13. "These are the only job training opportunities we offer at this school."
- Consult with the vocational rehabilitation counselor, even
if he or she cannot attend the IEP meetings or provide direct services, about
steps that can be taken now to smooth your child’s transition from school
- Check with the agency in your state that deals with vocational rehabilitation
for individuals who are blind or visually impaired to find out age and eligibility
- Involve your child in the transition planning process to the maximum extent possible.
- Request that teachers incorporate activities related to career awareness/career skills into the core curriculum.
- Talk to your child as he is growing up about various careers and make
note of emerging interests and abilities. Get in touch with organizations
of blind professionals for job/career ideas.
- With your child, create a list of his/her abilities, strengths, and interests
and possible job and career paths which could be a good match. Use this
information to discuss with transition personnel. Volunteer work can be
a good way to sample job areas.
- If you disagree with the IEP, make sure to include a written statement
noting your objections.
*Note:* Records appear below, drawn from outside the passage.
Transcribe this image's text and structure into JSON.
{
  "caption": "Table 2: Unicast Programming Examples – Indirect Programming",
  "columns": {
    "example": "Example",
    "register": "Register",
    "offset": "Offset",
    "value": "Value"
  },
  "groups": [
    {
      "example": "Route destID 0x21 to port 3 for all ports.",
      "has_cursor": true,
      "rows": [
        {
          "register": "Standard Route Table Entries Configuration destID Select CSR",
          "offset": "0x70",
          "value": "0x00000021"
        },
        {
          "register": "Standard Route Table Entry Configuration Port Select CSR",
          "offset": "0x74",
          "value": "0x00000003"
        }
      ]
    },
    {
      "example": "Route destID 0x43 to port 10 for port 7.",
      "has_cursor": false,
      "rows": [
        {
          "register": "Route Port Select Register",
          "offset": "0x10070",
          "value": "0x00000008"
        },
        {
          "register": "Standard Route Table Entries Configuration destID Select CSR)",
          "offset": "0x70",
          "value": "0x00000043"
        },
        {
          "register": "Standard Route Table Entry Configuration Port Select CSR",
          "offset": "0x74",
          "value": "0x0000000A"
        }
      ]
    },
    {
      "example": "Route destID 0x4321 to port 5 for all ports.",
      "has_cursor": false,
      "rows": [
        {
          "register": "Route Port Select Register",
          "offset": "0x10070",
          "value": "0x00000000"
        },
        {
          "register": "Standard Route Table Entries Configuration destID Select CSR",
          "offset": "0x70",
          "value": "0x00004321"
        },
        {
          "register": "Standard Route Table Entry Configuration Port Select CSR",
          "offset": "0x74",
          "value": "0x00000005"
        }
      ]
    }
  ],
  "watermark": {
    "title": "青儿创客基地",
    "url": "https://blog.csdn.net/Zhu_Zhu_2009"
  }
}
Unless indicated otherwise, signing the IEP indicates
attendance, but not necessarily agreement.
Read the Law
Collabortive effort between the
National Center on Severe and Sensory Disabilities
and the National Organization of Parents of Blind Children
Copyright © 2008 National Center on Severe and Sensory Disabilities
Copyright © 2006 National Center on Low-Incidence Disabilities
Permission to use for educational purposes granted.